(DATA FOR REVIEW)

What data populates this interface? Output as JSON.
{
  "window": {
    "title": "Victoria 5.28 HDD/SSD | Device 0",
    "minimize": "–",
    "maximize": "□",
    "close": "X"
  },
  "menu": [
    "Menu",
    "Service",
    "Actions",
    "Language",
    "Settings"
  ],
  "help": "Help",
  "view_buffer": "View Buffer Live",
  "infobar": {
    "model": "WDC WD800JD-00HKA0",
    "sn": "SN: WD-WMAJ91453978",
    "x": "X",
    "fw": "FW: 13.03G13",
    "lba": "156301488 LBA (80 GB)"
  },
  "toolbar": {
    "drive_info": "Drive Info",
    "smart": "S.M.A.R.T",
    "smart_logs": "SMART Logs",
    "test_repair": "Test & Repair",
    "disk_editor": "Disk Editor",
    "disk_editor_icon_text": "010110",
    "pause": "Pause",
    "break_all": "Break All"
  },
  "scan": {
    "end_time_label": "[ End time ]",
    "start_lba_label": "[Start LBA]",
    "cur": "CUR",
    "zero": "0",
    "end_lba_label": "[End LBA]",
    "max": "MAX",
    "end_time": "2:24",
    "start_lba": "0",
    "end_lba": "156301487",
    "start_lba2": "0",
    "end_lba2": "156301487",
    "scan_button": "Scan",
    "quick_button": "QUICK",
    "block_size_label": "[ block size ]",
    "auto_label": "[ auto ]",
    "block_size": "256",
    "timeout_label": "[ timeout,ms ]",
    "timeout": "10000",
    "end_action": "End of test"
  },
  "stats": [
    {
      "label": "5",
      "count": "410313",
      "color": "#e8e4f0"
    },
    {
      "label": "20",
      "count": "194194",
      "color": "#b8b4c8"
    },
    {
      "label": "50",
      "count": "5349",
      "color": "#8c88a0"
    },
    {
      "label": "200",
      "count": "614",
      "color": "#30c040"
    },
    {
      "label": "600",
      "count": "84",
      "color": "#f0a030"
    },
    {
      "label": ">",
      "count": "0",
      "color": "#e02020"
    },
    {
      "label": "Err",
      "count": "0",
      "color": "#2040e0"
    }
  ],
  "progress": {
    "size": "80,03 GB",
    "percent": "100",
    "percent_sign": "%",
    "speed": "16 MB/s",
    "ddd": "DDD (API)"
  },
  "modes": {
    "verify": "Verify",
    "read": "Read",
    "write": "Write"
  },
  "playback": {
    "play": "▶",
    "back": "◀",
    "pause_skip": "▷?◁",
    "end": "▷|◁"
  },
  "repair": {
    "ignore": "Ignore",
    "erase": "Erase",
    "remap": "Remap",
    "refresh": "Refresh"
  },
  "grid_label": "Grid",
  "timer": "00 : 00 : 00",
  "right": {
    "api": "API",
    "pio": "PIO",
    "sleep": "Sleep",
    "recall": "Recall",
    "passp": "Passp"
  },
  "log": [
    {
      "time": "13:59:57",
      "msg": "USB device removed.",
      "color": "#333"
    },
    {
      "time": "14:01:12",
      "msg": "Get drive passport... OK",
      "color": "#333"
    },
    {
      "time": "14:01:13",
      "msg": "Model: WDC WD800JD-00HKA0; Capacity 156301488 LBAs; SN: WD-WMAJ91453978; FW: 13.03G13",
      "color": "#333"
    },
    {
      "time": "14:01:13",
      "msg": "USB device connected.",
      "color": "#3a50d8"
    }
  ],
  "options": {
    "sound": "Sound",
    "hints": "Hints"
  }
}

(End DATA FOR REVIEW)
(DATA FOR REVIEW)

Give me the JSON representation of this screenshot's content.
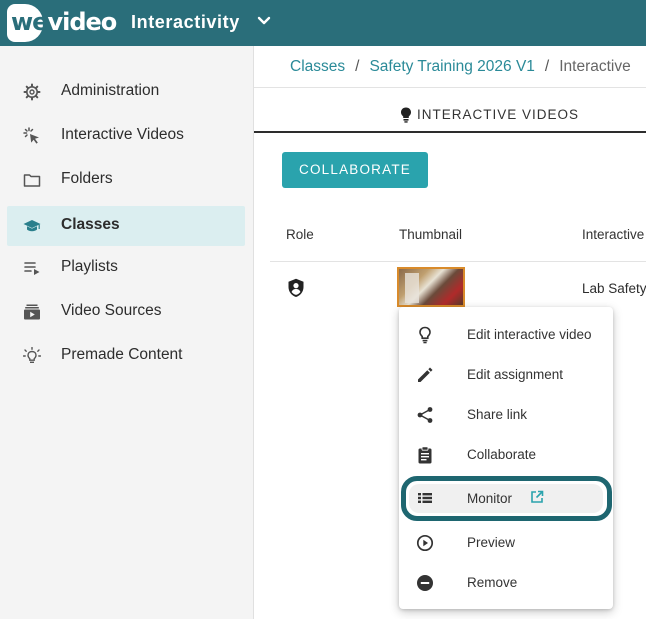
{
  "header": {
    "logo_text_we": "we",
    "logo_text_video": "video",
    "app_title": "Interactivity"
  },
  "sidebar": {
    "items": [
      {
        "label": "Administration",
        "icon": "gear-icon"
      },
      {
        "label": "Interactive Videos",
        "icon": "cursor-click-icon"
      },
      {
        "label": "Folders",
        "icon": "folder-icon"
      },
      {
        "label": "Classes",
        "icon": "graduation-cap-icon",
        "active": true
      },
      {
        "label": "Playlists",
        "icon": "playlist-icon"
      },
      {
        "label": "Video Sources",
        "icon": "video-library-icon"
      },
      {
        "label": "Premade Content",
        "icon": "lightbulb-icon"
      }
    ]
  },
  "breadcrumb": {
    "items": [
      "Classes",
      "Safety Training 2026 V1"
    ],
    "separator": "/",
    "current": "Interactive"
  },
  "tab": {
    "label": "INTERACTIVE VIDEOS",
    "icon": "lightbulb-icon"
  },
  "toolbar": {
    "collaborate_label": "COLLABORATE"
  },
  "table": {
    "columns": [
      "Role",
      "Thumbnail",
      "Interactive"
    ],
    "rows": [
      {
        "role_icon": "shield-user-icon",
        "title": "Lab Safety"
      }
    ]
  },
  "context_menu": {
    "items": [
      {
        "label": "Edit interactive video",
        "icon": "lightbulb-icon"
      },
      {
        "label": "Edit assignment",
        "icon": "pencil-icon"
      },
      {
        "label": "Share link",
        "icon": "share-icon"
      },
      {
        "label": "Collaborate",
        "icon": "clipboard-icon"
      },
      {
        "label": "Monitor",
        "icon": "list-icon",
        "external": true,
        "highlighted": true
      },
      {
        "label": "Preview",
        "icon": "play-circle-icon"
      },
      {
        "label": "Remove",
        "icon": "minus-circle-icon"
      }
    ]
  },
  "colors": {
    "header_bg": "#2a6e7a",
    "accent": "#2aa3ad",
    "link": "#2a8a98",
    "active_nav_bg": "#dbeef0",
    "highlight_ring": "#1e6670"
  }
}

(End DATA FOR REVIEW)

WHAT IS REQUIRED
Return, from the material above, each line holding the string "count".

SOLUTION
      "count": "410313",
      "count": "194194",
      "count": "5349",
      "count": "614",
      "count": "84",
      "count": "0",
      "count": "0",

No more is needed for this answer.